Outside the film industry, the problem is even more frightening, with ongoing accusations of rape, the constant berating and abuse of women and female staff, and alleged child sexual assault. What better representation of this than the election of Donald Trump, whose sexist remarks are representative of what’s wrong with rape culture.

So what can we do? Sure, we could boycott every show, video game, book and film that features pervasive sexual violence, but in the grand scheme of things, that would do nothing, and ignores the bigger picture

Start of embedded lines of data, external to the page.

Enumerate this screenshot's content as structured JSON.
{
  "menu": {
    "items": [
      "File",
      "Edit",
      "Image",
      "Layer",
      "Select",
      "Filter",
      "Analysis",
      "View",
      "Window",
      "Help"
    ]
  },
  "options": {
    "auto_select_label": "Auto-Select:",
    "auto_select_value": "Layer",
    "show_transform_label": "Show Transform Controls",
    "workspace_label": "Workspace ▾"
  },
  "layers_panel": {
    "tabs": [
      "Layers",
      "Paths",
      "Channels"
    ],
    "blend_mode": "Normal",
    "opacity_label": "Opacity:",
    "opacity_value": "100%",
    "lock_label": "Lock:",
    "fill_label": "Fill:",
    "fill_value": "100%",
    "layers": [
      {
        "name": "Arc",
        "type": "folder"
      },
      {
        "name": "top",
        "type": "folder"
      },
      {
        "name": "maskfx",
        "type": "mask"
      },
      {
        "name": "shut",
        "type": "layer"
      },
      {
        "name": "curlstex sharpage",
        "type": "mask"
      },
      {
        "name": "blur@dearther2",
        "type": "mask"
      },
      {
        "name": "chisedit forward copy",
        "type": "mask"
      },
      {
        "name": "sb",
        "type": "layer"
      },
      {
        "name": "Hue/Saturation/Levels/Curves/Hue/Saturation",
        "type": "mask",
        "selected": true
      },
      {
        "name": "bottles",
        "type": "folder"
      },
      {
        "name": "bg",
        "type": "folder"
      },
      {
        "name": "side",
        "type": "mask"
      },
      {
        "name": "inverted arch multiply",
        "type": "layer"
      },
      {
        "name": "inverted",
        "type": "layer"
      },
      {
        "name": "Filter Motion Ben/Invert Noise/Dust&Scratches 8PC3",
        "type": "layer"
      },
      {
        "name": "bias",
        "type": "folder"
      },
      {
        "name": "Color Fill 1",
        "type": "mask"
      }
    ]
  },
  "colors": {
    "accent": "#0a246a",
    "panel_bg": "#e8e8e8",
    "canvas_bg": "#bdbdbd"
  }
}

The conundrum is that as long as depictions of assault are wrapped in neat shows and well-selling films that capitalise on the representation of one of the most unethical acts a human being could ever commit, the studios will keep on taking advantage. Ethically, studios and filmmakers need to draw the line, and need to recognise when rape is being used for simple shock value, and how damaging this is for film culture and society as a whole.

By refusing to acknowledge the existence of widespread sexual assault or downplaying its severity, we are contributing to the problem. Sharing articles, talking to friends and Twitter activism are an excellent contribution, but something major has to happen to tackle these critical circumstances we find ourselves in. I don’t know what that solution is, but making others aware is the first step in a long path to change.

Chloe Erin

Click here for more Features & News

Get in touch with us via Facebook and Twitter, or leave a comment below.

Media sourced by Les Productions Artistes Associés, HBO, Pop Screen


Film & TV

Leave a Reply